TASK DETAILS
Return all lines from the entries below in which the word "title" is present.

DATASET RECORDS
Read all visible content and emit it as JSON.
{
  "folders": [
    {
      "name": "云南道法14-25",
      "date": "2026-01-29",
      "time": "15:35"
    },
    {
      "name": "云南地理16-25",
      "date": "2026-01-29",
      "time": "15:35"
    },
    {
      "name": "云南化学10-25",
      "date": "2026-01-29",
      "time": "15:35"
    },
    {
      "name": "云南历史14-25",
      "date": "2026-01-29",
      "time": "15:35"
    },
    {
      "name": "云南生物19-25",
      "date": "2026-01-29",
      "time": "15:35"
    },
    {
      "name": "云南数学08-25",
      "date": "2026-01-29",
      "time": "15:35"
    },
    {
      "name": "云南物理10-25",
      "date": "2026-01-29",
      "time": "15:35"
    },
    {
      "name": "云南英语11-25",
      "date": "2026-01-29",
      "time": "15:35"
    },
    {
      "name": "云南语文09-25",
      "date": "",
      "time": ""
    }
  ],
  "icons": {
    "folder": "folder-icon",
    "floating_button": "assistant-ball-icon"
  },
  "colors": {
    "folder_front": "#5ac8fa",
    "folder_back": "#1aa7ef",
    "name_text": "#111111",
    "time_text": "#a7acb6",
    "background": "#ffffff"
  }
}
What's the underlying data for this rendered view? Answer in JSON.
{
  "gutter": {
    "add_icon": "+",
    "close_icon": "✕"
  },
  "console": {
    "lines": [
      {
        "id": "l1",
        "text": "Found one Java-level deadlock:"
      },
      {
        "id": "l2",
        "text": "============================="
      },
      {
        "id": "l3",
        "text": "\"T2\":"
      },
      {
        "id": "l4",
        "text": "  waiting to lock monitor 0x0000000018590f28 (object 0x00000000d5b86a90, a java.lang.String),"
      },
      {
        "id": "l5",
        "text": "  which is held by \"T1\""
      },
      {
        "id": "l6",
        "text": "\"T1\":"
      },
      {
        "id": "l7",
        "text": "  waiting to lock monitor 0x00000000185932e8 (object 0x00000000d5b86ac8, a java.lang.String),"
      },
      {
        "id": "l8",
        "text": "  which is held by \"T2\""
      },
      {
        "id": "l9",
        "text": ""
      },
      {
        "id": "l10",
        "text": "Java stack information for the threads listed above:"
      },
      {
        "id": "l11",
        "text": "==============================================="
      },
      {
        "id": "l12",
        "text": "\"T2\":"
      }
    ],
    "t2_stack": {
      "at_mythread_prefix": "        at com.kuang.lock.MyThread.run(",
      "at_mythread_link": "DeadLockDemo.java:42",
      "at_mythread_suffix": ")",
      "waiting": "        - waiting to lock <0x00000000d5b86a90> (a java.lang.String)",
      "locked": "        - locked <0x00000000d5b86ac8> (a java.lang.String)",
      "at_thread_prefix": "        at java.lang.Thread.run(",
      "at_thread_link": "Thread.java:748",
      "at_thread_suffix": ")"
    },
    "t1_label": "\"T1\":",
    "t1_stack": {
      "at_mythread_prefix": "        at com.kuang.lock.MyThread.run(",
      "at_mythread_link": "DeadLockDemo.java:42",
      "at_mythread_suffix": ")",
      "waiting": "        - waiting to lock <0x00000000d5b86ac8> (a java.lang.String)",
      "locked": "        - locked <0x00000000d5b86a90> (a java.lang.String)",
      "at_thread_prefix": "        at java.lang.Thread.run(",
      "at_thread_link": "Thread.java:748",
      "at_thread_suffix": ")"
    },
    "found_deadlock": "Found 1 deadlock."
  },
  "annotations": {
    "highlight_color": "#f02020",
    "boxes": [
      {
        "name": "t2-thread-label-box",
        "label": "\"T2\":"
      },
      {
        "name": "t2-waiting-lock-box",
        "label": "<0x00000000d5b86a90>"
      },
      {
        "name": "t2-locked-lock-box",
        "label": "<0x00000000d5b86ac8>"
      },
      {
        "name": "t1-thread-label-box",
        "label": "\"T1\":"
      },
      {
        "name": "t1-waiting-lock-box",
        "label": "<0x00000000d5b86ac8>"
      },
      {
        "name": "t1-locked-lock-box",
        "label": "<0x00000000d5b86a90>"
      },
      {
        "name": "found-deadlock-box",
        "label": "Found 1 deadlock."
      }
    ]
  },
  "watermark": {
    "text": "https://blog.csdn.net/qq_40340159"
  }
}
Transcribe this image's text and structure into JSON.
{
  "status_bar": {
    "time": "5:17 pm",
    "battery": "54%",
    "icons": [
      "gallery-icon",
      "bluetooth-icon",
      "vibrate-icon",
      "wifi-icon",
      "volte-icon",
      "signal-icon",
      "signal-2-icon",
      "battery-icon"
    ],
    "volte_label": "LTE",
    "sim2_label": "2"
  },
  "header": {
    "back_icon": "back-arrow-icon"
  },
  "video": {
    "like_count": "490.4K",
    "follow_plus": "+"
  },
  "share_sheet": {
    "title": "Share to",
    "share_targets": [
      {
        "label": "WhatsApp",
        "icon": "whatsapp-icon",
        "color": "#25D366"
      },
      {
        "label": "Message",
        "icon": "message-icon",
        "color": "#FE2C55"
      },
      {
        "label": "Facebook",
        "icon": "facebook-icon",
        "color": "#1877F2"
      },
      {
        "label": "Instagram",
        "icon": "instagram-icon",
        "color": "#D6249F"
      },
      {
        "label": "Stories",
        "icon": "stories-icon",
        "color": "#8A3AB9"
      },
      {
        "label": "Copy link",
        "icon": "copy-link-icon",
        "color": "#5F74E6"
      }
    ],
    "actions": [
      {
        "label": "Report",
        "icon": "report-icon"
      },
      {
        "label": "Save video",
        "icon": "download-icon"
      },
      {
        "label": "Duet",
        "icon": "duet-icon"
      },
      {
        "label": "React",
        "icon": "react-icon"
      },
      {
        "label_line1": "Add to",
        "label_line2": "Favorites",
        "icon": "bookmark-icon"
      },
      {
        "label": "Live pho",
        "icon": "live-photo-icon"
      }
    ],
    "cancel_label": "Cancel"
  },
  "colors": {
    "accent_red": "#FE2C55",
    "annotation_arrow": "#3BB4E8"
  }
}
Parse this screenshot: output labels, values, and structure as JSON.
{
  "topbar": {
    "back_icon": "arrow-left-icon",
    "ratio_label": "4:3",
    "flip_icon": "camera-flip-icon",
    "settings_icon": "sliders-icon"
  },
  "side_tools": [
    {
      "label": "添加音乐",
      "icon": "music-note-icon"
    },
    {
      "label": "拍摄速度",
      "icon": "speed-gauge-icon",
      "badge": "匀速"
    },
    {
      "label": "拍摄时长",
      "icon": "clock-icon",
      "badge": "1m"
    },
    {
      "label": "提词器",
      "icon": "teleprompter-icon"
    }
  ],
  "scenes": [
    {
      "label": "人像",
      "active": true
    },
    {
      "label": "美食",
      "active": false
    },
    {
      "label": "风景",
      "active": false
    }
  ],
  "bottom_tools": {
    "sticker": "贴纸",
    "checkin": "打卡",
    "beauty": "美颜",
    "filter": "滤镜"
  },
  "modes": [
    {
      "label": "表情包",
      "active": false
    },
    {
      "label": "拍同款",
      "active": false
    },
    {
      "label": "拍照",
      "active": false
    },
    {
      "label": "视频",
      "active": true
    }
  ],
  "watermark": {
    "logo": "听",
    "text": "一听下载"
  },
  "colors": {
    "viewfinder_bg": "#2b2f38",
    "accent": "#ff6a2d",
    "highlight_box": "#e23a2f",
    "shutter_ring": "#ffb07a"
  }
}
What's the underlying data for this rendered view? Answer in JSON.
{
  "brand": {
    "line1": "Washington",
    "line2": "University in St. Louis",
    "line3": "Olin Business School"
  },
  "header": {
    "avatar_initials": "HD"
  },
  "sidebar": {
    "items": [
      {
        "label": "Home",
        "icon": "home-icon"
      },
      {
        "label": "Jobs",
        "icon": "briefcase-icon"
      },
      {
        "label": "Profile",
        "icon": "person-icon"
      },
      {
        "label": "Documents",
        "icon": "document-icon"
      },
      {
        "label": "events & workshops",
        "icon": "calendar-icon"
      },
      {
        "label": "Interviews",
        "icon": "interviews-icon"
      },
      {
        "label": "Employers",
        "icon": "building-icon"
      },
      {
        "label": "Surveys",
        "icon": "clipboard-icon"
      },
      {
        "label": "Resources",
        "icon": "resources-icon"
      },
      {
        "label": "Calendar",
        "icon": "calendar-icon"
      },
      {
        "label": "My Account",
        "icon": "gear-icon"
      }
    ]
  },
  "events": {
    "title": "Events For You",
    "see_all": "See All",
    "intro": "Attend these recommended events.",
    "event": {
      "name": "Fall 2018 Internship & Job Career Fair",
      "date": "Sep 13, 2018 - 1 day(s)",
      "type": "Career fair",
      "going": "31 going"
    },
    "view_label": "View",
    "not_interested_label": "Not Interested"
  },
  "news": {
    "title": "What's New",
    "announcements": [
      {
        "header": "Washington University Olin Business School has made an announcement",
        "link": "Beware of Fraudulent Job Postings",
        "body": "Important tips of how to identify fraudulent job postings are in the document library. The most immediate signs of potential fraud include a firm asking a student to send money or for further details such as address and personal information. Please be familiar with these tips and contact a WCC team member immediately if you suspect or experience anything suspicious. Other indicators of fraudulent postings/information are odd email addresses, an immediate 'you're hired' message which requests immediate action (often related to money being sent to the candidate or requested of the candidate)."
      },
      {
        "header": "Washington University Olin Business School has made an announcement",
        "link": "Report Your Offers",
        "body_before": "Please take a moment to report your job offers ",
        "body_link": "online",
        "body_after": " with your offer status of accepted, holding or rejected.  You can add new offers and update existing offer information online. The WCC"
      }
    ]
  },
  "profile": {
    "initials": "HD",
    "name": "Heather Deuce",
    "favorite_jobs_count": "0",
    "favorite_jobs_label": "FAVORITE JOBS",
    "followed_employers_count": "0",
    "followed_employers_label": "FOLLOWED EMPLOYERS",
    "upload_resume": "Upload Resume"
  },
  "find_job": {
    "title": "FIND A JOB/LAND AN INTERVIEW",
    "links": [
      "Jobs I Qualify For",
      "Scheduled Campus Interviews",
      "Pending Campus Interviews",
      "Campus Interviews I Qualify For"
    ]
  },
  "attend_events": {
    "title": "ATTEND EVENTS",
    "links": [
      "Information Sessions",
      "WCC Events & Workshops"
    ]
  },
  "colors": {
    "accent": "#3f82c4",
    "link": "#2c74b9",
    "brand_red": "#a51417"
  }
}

TASK RESULT
    "title": "Share to",
    "title": "Events For You",
    "title": "What's New",
    "title": "FIND A JOB/LAND AN INTERVIEW",
    "title": "ATTEND EVENTS",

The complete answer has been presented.